Society of Pension Consultants
The Society of Pension Consultants (SPC) is the only body to
focus on the whole range of pension related functions across
the whole range of non-State provisions, through a wide spread
of providers of advice and services. The SPC is the body that
represents providers of advice and services needed to establish
and operate personal
pension and occupational schemes and related benefit provisions.
The majority of the 500 largest UK pension schemes and thousands
of smaller funds use SPC Member services.
The fundamental aims of the SPC is to draw upon the knowledge
and experience of SPC Members so as to contribute to legislation
and other general developments offering pension and related
benefit provision, and to provide SPC Members with services
useful to their business.
It is also usual for experts on pensions on divorce to also
be members of the SPC and to be either a pensions consultant
The Society of Pension Consultants has Members that employ about
14,000 people providing pension related advice and services.
SPC Members include accounting firms, solicitors, life offices,
investment houses, investment performance measurers, pensions
consultant and actuaries, independent trustees and external pension
For a couple on divorce or nullity of marriage the partner is
a pension scheme member, the former spouse will lose retirement
benefits that he or she would have been entitled to had the
marriage continued. For an occupational pension scheme such
as a final
salary pension the spouses lost rights will include a share
of the members pension rights at retirement
age, as a pension income and with the option of a commutation

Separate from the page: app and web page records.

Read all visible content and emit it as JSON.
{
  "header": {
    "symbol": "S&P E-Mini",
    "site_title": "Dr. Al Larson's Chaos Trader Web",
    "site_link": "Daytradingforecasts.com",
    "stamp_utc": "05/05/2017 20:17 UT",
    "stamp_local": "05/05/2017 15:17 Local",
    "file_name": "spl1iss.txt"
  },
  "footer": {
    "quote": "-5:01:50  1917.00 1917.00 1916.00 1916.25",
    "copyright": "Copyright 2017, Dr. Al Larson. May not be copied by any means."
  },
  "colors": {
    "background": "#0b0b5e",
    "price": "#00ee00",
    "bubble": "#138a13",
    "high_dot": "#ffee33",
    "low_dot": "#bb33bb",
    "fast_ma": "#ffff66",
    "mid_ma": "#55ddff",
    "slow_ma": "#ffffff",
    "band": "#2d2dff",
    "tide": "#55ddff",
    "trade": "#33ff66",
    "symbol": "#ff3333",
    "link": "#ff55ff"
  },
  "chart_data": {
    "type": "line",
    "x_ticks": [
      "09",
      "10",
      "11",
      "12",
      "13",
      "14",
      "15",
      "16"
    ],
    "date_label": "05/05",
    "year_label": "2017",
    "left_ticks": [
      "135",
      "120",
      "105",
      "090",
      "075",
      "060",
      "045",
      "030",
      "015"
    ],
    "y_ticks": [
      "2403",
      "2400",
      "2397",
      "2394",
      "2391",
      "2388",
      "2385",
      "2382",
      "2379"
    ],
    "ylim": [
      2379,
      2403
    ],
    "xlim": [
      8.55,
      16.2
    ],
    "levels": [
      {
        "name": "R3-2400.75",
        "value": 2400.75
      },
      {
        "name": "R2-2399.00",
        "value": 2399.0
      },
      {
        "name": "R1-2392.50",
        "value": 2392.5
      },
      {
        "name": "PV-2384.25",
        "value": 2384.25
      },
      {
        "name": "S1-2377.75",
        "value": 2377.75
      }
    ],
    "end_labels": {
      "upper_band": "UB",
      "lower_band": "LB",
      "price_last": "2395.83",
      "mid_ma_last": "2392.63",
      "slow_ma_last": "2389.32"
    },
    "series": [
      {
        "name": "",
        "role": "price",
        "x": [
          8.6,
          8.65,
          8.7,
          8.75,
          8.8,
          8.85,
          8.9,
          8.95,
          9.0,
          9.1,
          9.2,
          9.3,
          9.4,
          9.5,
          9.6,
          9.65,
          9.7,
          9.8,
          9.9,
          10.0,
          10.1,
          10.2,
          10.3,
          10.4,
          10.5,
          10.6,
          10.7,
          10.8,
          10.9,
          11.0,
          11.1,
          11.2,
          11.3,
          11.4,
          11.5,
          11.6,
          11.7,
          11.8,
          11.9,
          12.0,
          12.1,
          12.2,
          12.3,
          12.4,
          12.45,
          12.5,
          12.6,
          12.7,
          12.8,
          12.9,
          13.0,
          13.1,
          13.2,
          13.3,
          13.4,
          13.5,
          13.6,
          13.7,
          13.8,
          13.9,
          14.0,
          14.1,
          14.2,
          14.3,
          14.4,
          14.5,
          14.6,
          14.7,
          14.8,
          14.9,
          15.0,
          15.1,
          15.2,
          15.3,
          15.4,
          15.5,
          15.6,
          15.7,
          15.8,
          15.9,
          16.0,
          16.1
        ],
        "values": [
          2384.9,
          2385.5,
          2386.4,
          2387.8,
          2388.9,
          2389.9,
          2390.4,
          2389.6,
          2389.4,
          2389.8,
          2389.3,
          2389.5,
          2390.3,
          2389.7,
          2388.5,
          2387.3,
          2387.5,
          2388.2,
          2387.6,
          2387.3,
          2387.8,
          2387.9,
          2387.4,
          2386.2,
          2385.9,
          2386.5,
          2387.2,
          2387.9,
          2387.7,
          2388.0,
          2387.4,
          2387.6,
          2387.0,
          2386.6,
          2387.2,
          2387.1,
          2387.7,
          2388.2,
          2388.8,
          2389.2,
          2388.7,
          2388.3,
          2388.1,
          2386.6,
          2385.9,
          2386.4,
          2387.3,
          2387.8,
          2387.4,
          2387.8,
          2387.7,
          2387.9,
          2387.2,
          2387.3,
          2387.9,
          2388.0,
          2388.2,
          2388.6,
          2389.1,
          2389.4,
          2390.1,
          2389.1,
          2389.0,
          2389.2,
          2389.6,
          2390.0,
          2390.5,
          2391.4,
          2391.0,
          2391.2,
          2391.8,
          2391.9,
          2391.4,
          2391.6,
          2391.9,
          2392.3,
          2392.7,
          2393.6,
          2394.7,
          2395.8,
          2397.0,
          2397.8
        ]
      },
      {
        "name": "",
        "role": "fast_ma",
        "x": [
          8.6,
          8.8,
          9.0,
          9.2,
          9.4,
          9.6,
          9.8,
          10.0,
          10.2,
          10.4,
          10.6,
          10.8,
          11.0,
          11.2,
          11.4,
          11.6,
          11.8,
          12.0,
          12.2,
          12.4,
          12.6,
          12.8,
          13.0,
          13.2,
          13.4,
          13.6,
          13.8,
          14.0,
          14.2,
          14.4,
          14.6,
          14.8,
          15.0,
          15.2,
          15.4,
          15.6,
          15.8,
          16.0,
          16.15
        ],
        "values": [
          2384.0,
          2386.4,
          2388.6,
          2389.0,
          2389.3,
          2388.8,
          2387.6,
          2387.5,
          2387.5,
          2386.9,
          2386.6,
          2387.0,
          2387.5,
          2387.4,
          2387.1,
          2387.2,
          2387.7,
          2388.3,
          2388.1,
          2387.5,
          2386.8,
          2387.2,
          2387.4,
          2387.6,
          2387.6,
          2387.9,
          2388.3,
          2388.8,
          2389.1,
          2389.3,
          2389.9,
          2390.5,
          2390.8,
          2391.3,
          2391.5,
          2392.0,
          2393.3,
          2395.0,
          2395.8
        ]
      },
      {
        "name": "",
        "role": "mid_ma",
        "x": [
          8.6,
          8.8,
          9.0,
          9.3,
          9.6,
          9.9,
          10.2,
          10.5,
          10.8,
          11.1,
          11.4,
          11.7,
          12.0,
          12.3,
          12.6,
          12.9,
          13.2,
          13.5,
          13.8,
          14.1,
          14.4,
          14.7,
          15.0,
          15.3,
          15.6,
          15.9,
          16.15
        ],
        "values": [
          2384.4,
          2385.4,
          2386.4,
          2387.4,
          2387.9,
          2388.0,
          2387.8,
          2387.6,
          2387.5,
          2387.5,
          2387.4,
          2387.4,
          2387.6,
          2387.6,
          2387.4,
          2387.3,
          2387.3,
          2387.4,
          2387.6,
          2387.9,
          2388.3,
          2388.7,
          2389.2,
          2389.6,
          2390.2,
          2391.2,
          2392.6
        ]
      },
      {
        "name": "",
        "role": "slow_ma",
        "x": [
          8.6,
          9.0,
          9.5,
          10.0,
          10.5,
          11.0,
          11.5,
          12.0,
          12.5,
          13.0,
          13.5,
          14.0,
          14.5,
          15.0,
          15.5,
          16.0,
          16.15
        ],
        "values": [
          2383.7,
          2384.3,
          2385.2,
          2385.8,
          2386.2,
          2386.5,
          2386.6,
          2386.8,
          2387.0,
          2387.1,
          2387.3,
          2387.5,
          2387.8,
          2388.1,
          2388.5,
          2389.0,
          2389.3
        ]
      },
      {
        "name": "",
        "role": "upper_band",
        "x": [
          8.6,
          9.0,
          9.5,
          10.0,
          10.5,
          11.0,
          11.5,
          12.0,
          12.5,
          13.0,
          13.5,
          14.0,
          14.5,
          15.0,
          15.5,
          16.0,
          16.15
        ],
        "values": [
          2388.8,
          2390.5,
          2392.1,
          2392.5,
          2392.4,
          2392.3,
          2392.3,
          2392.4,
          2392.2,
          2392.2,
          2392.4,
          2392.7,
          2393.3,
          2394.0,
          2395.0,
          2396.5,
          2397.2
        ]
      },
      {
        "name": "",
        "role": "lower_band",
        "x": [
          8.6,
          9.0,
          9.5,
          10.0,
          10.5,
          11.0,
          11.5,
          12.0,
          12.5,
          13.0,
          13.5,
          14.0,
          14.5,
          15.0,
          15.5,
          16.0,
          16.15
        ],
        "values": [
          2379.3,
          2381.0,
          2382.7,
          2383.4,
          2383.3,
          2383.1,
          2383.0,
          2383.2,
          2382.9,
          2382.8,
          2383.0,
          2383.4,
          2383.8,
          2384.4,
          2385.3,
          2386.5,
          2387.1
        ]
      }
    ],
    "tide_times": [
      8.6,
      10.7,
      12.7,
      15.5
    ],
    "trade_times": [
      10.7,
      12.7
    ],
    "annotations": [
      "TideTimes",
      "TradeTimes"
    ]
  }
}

to a tax free lump sum.
If the spouse was preceded in death by the partner a widows
pension would have been payable until the death of the spouse.
Had the partner died before reaching the normal pension age,
a death in
service benefit would be payable by the scheme trustees
to the dependants that almost certainly would be the spouse,
as well as a widows pension.
The spouses lost rights should be reflected in the valuations method of the retirement benefits as documented in a pension
audit undertaken by a pensions consultant with the relevant
qualification such as G60 Pensions or equivalent.
Designed to give the member more control over income at retirement
age, staggered vesting or phased
retirement allows segments of the pension fund to be drawn
when required. Segmentation will apply to a personal pension plan and this will consist
of up to 1,000 identical but separate segments.
Each time the member draws a segment, a tax
free lump sum of 25.0% can be taken and the balance must be used
to purchase a pension
annuity such as a conventional (standard) annuity or possibly a with
profits annuity. The
remaining fund value will remain invested with the life assurance
With staggered vesting the individual can use segments of the pension fund to buy an annuity and has the option to use an open market option to search for the highest pension annuities. Once you have purchased an annuity it cannot be changed, so learn more about annuities, compare annuity rates and before making a decision at retirement, secure a personalised annuity quote offering guaranteed rates.